Some ordinances allow an installation to exceed limitations during short-term events like storms,** while other regulations establish different day and night standards.***

Distributed Wind Ordinances

Many localities lack experience, information, or established policies necessary to efficiently permit new installations.*

Photo from Byers and Renier Construction, NREL 18222

*U.S. Department of Energy. (2014). 2013 Distributed Wind Market Report
**Orrell, A.C., and E.A. Poehlman. (2017). Benchmarking U.S. Small Wind Costs with the Distributed Wind Taxonomy.

Costs for installing, interconnecting, and commissioning a distributed wind turbine can be as high as 45% of the total project costs.** 

Distributed Wind Ordinances

Permitting for distributed wind projects can be conducted in a variety of ways.

Photo from Chris Brooks, NREL 16743

*Pace Law School. (2011).  Wind Energy Permitting

It is appropriate for large distributed wind projects to have a different permitting process than small distributed wind installations.*

The following permitting options have been used by localities to regulate wind energy installations.

Photo from McKinstry, NREL 26778

Distributed Wind Ordinances

Permitted use allows wind turbines to be installed without a public hearing as long as they meet established criteria. This is a straightforward process for consumers and wind developers that can reduce development time and legal fees associated with project review.

Photo from Flickr

Special/conditional use permits
require each proposed installation, regardless of size, to be reviewed on an individual basis.

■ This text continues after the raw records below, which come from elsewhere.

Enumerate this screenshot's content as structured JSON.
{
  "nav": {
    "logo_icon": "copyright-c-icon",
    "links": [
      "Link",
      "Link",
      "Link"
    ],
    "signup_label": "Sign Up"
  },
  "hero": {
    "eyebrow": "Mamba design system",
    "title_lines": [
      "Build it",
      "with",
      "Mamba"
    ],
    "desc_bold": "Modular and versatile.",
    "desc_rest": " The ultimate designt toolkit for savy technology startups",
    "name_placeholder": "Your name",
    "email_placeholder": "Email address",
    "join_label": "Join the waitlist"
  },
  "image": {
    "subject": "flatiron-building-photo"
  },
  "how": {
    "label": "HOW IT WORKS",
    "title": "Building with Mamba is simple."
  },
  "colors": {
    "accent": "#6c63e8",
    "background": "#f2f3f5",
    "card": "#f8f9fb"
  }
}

This process can require applicants to provide thorough project descriptions and attend multiple public hearings, adding additional project responsibilities for consumers and project developers but also allowing the community to provide input.*

Distributed Wind Ordinances

Accessory use empowers local governments to permit wind energy development “by right” in specific areas of communities that are designated within the zoning regulations.

Photo from Nathan Broaddus, NREL 30095

An overlay zone dictates certain areas within a community as appropriate for different kinds of wind energy development, requiring minimal project review and resulting in an expedited permitting process and reduced project costs.*

Distributed Wind Ordinances

Photo from Byers and Renier Construction, NREL 18815

To learn more about distributed wind energy, visit the WINDExchange wind energy ordinances database, the distributed wind section of the Energy Department's website, and the Northwest Wind Resource and Action Center's Permitting & Zoning Toolkit.